▶ The problem:
Set each entry down exactly as written.

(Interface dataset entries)
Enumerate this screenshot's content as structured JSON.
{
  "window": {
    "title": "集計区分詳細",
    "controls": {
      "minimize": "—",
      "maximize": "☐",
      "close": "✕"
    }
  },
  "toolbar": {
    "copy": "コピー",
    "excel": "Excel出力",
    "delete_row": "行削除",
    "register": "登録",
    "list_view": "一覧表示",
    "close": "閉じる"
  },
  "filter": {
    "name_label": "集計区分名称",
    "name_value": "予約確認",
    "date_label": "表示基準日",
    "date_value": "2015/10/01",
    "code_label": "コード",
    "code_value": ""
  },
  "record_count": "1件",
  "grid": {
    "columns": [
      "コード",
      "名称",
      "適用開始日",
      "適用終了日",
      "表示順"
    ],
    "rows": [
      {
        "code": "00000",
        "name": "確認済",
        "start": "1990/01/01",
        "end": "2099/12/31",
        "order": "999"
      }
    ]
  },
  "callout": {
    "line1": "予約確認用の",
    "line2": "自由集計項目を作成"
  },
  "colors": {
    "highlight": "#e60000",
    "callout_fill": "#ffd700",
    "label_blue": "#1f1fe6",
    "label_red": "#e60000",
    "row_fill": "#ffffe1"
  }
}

▶ Answer to this task:
Enumerate this screenshot's content as structured JSON.
{
  "window": {
    "title": "集計区分詳細",
    "controls": {
      "minimize": "—",
      "maximize": "☐",
      "close": "✕"
    }
  },
  "toolbar": {
    "copy": "コピー",
    "excel": "Excel出力",
    "delete_row": "行削除",
    "register": "登録",
    "list_view": "一覧表示",
    "close": "閉じる"
  },
  "filter": {
    "name_label": "集計区分名称",
    "name_value": "予約確認",
    "date_label": "表示基準日",
    "date_value": "2015/10/01",
    "code_label": "コード",
    "code_value": ""
  },
  "record_count": "1件",
  "grid": {
    "columns": [
      "コード",
      "名称",
      "適用開始日",
      "適用終了日",
      "表示順"
    ],
    "rows": [
      {
        "code": "00000",
        "name": "確認済",
        "start": "1990/01/01",
        "end": "2099/12/31",
        "order": "999"
      }
    ]
  },
  "callout": {
    "line1": "予約確認用の",
    "line2": "自由集計項目を作成"
  },
  "colors": {
    "highlight": "#e60000",
    "callout_fill": "#ffd700",
    "label_blue": "#1f1fe6",
    "label_red": "#e60000",
    "row_fill": "#ffffe1"
  }
}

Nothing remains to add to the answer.